  • [0073]
    Computer system 700 also includes a communication interface 718 coupled to the bus 702. Communication interface 718 may provide a two-way data communication channel with a computer network, which provides connectivity to and among the various computer systems discussed above. For example, communication interface 718 may be a local area network (LAN) card to provide a data communication connection to a compatible LAN, which itself is communicatively coupled to the Internet through one or more Internet service provider networks. The precise details of such communication paths are not critical to the present invention. What is important is that computer system 700 can send and receive messages and data through the communication interface 718 and in that way communicate with hosts accessible via the Internet.
  • [0074]
    Thus, methods and systems for reconstructing at least some of the contents of a storage unit following the failure of the storage unit have been described. It is to be understood that the above-description is intended to be illustrative, and not restrictive. Many other embodiments will be apparent to those of skill in the art upon reviewing the above description. The scope of the invention should, therefore, be determined with reference to the appended claims, along with the full scope of equivalents to which such claims are entitled.
Citations de brevets
Brevet cité Date de dépôt Date de publication Déposant Titre
US20060161805 *14 janv. 200520 juil. 2006Charlie TsengApparatus, system, and method for differential rebuilding of a reactivated offline RAID member disk
US20150127891 *4 nov. 20147 mai 2015Falconstor, Inc.Write performance preservation with snapshots
Classifications
Classification internationaleG06F3/06

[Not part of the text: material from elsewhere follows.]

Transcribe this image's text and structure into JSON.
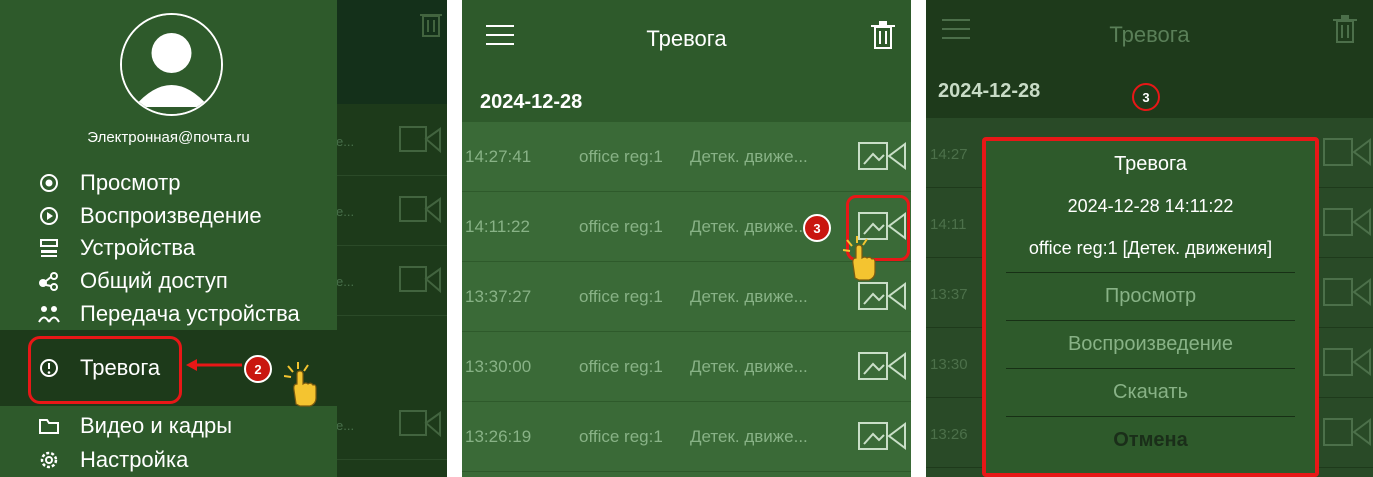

Classification coopérativeG06F2211/104, G06F11/1092, G06F11/2082, G06F11/1076, G06F11/2094, G06F2201/84, G06F3/0619, G06F3/0665, G06F3/0689
Événements juridiques
DateCodeÉvénementDescription
29 juil. 2014ASAssignment
Owner name: NIMBLE STORAGE, INC., CALIFORNIA
Free format text: ASSIGNMENT OF ASSIGNORS INTEREST;ASSIGNORS:NANDURI, ANIL;HAN, CHUNQI;VISHNUMOLAKALA, MURALI KRISHNA;REEL/FRAME:033415/0938
Effective date: 20140729
14 juin 2017ASAssignment
Owner name: HEWLETT PACKARD ENTERPRISE DEVELOPMENT LP, TEXAS
Free format text: ASSIGNMENT OF ASSIGNORS INTEREST;ASSIGNOR:NIMBLE STORAGE, INC.;REEL/FRAME:042810/0906
Effective date: 20170601